Give the data back exactly. Leave out any images.

(Extracted entries)
——————————

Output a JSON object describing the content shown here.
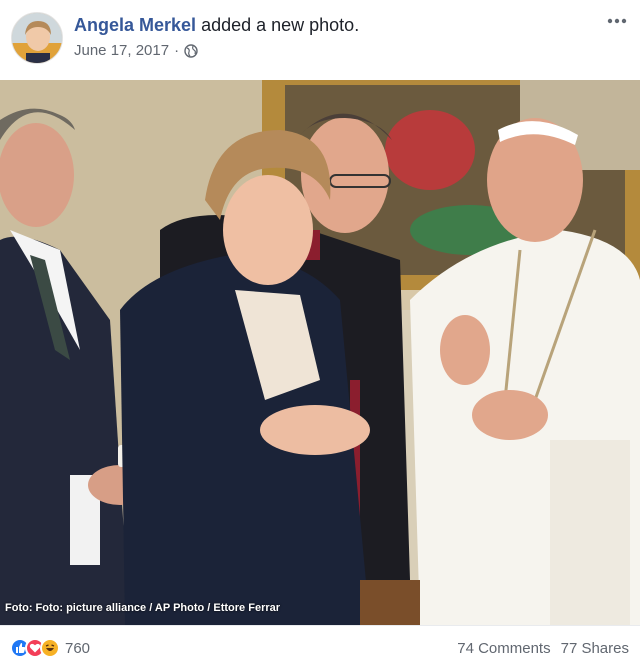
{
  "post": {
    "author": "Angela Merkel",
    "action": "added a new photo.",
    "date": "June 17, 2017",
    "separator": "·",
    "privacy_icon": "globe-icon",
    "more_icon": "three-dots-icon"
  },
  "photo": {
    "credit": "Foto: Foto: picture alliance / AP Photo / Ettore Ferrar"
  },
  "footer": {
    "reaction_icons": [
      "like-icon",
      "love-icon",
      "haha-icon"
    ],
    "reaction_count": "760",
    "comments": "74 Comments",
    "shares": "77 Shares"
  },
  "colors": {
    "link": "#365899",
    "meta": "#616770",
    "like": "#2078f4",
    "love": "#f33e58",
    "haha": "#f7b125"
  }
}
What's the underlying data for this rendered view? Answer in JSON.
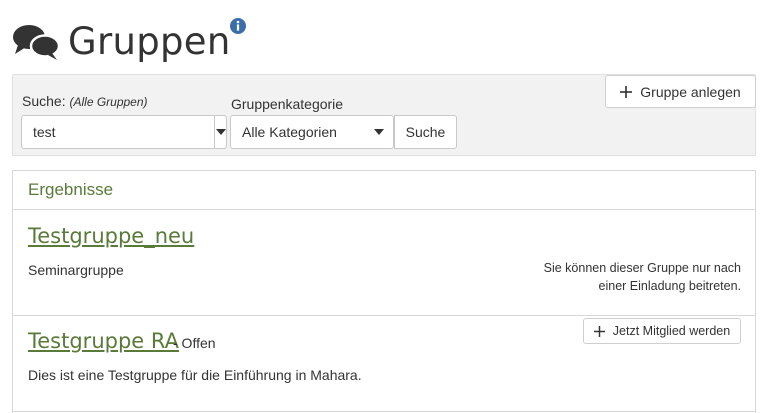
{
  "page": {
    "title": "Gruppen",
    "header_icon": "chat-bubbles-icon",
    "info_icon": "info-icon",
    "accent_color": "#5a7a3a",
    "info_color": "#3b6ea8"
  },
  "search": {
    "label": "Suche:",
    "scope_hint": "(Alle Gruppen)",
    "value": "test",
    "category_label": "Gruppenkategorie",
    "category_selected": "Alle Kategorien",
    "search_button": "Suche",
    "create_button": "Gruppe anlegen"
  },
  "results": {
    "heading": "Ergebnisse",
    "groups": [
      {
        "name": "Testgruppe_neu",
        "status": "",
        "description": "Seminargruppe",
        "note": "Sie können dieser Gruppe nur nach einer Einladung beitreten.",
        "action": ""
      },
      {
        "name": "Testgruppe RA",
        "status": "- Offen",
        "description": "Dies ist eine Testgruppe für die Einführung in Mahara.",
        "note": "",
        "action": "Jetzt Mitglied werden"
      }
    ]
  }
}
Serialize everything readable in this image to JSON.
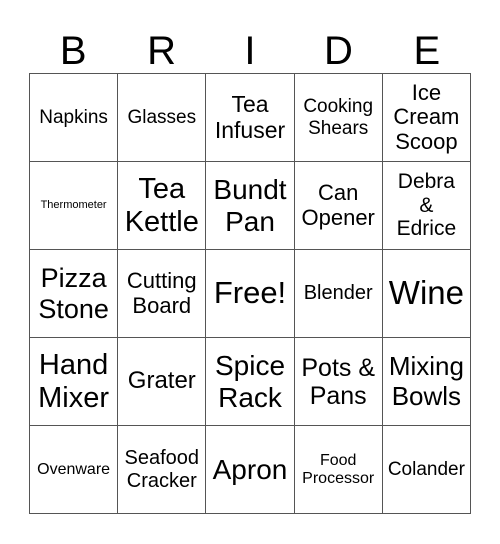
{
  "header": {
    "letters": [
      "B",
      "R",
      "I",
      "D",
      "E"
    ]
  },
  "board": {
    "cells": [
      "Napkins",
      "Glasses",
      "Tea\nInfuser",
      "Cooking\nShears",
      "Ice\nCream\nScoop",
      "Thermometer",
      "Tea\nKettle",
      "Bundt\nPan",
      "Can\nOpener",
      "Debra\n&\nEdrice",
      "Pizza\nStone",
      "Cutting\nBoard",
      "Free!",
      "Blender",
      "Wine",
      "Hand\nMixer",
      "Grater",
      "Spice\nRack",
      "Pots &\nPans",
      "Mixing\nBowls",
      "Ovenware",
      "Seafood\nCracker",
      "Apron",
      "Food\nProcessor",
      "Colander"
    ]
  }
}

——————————

(Exercise solution)
Output a JSON object describing the content shown here.
{
  "post": {
    "author": "Angela Merkel",
    "action": "added a new photo.",
    "date": "June 17, 2017",
    "separator": "·",
    "privacy_icon": "globe-icon",
    "more_icon": "three-dots-icon"
  },
  "photo": {
    "credit": "Foto: Foto: picture alliance / AP Photo / Ettore Ferrar"
  },
  "footer": {
    "reaction_icons": [
      "like-icon",
      "love-icon",
      "haha-icon"
    ],
    "reaction_count": "760",
    "comments": "74 Comments",
    "shares": "77 Shares"
  },
  "colors": {
    "link": "#365899",
    "meta": "#616770",
    "like": "#2078f4",
    "love": "#f33e58",
    "haha": "#f7b125"
  }
}
What's the underlying data for this rendered view? Answer in JSON.
{
  "page": {
    "title": "Gruppen",
    "header_icon": "chat-bubbles-icon",
    "info_icon": "info-icon",
    "accent_color": "#5a7a3a",
    "info_color": "#3b6ea8"
  },
  "search": {
    "label": "Suche:",
    "scope_hint": "(Alle Gruppen)",
    "value": "test",
    "category_label": "Gruppenkategorie",
    "category_selected": "Alle Kategorien",
    "search_button": "Suche",
    "create_button": "Gruppe anlegen"
  },
  "results": {
    "heading": "Ergebnisse",
    "groups": [
      {
        "name": "Testgruppe_neu",
        "status": "",
        "description": "Seminargruppe",
        "note": "Sie können dieser Gruppe nur nach einer Einladung beitreten.",
        "action": ""
      },
      {
        "name": "Testgruppe RA",
        "status": "- Offen",
        "description": "Dies ist eine Testgruppe für die Einführung in Mahara.",
        "note": "",
        "action": "Jetzt Mitglied werden"
      }
    ]
  }
}
Serialize everything readable in this image to JSON.
{
  "header": {
    "letters": [
      "B",
      "R",
      "I",
      "D",
      "E"
    ]
  },
  "board": {
    "cells": [
      "Napkins",
      "Glasses",
      "Tea\nInfuser",
      "Cooking\nShears",
      "Ice\nCream\nScoop",
      "Thermometer",
      "Tea\nKettle",
      "Bundt\nPan",
      "Can\nOpener",
      "Debra\n&\nEdrice",
      "Pizza\nStone",
      "Cutting\nBoard",
      "Free!",
      "Blender",
      "Wine",
      "Hand\nMixer",
      "Grater",
      "Spice\nRack",
      "Pots &\nPans",
      "Mixing\nBowls",
      "Ovenware",
      "Seafood\nCracker",
      "Apron",
      "Food\nProcessor",
      "Colander"
    ]
  }
}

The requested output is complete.